In the spin room last night, I made my way to the nucleus of the press circle surrounding Clinton adviser Mark Penn and I asked him if, given Obama's ability to increase the size of the electoral pie for the Democrats, Clinton needs Obama more than he needs her. Penn responded (based on my best shorthand notes without a recorder), "Either nominee will generate new votes. In Florida there was a record turnout for Senator Clinton. So you're seeing her attract a tremendous amount of supporters as well." While Clinton took the Florida vote by a decisive margin, that total requires an asterisk given the candidates (mostly) honored pledge not to campaign in the Sunshine State. And, when comparing the Democratic winner's votes in South Carolina and Florida as a percentage of the total Republican turnout, Obama's South Carolina votes represented 67% of the South Carolina GOP total compared to Clinton's Florida votes making up 45% of the Florida GOP total. Moreover, the combined Florida votes for McCain and Romney (1,291,696) easily best Clinton's Florida total (857,208), whereas Obama's South Carolina haul (295,091) tops McCain and Huckabee's combined take (279,723).
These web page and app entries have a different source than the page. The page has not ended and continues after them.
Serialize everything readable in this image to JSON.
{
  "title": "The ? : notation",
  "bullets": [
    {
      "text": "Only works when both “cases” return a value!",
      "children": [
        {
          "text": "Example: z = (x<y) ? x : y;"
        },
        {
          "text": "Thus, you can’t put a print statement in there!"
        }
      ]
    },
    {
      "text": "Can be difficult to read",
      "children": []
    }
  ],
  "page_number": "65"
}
While Penn did his best to play up the Florida non-contest, Obama's comparative drawing power is undeniable. And regardless of how you crunch the numbers, if nominated, Clinton will need Obama's passionate grassroots organization to augment her own. This recalls the argument that Obama attracts many voters who would otherwise not vote for Clinton (or vote at all), whereas the Clinton voters I know are excited by Obama, and would have less difficulty transferring their passion for her to him.
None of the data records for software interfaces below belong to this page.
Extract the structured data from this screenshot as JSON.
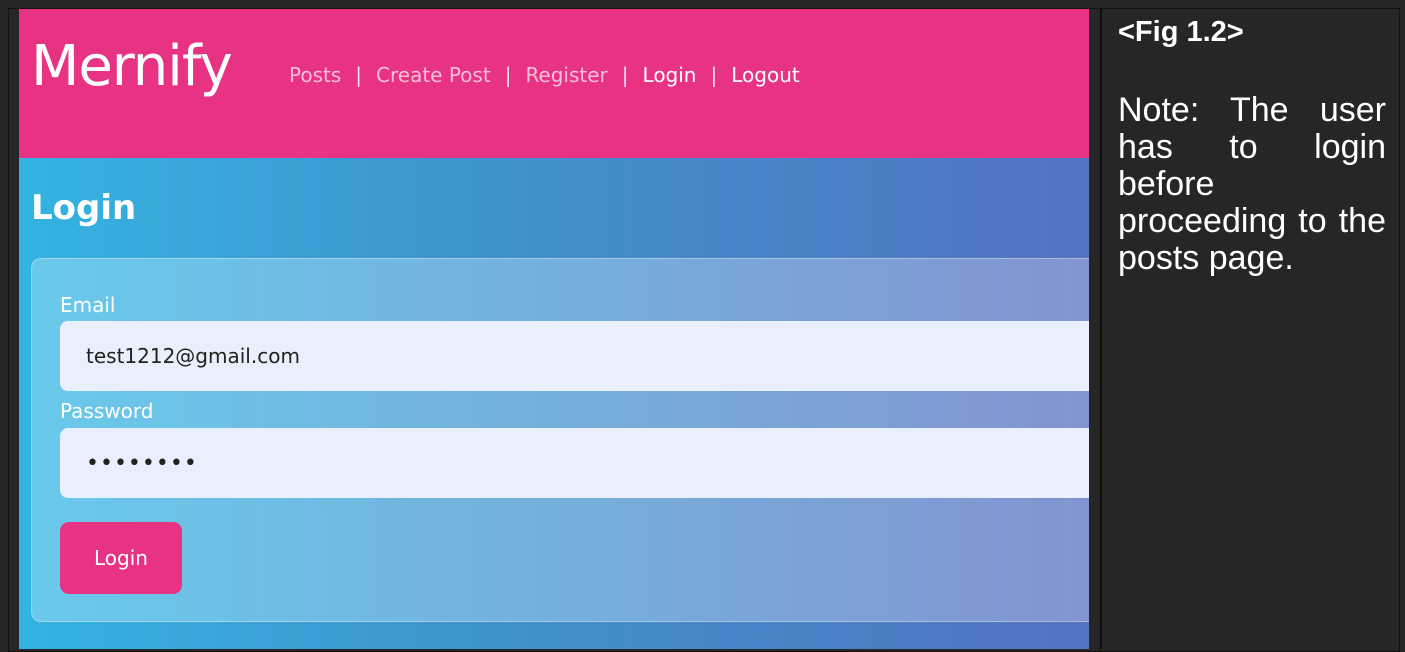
{
  "app": {
    "brand": "Mernify",
    "nav": [
      {
        "label": "Posts",
        "active": false
      },
      {
        "label": "Create Post",
        "active": false
      },
      {
        "label": "Register",
        "active": false
      },
      {
        "label": "Login",
        "active": true
      },
      {
        "label": "Logout",
        "active": true
      }
    ],
    "nav_separator": "|",
    "page_title": "Login",
    "form": {
      "email_label": "Email",
      "email_value": "test1212@gmail.com",
      "password_label": "Password",
      "password_value": "••••••••",
      "submit_label": "Login"
    },
    "colors": {
      "navbar": "#e83385",
      "button": "#e83385",
      "gradient_start": "#34b3e0",
      "gradient_end": "#5373c0"
    }
  },
  "note": {
    "fig": "<Fig 1.2>",
    "text": "Note: The user has to login before proceeding to the posts page."
  }
}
The glow from the last Democratic love fest in Las Vegas quickly gave way to rancorous campaigning in South Carolina. Whether the goodwill and party unity on display in Hollywood can last will depend in large part on how Senator Clinton balances her desire to win with the necessity to eventually convert Barack's voters--many of whom are not traditional Democratic voters and would not support a ticket whose bumper stickers do not include the name Obama, be it in first (or second) position.